Establish how many lines of the material below contain the string "python". Return that number by itself.
--
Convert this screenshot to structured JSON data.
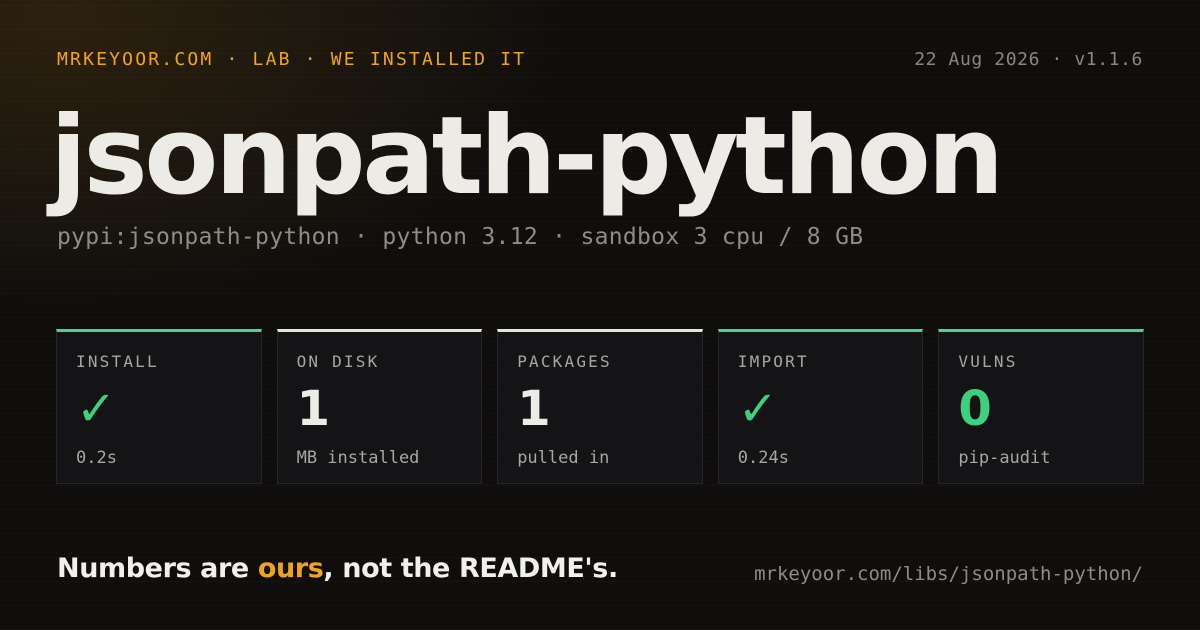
{
  "header": {
    "breadcrumb": "MRKEYOOR.COM · LAB · WE INSTALLED IT",
    "meta": "22 Aug 2026 · v1.1.6"
  },
  "package": {
    "name": "jsonpath-python",
    "details": "pypi:jsonpath-python · python 3.12 · sandbox 3 cpu / 8 GB"
  },
  "stats": [
    {
      "label": "INSTALL",
      "value": "✓",
      "note": "0.2s",
      "accent": "#4cd38c"
    },
    {
      "label": "ON DISK",
      "value": "1",
      "note": "MB installed",
      "accent": "#e6e4df"
    },
    {
      "label": "PACKAGES",
      "value": "1",
      "note": "pulled in",
      "accent": "#e6e4df"
    },
    {
      "label": "IMPORT",
      "value": "✓",
      "note": "0.24s",
      "accent": "#4cd38c"
    },
    {
      "label": "VULNS",
      "value": "0",
      "note": "pip-audit",
      "accent": "#4cd38c"
    }
  ],
  "footer": {
    "tagline_start": "Numbers are ",
    "tagline_accent": "ours",
    "tagline_end": ", not the README's.",
    "url": "mrkeyoor.com/libs/jsonpath-python/"
  },
  "colors": {
    "background": "#0f0e0d",
    "accent_orange": "#f0a41e",
    "success_green": "#3fd07f",
    "text_primary": "#ecebe6",
    "text_muted": "#8f8c85"
  }
}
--
» **Task answer**
3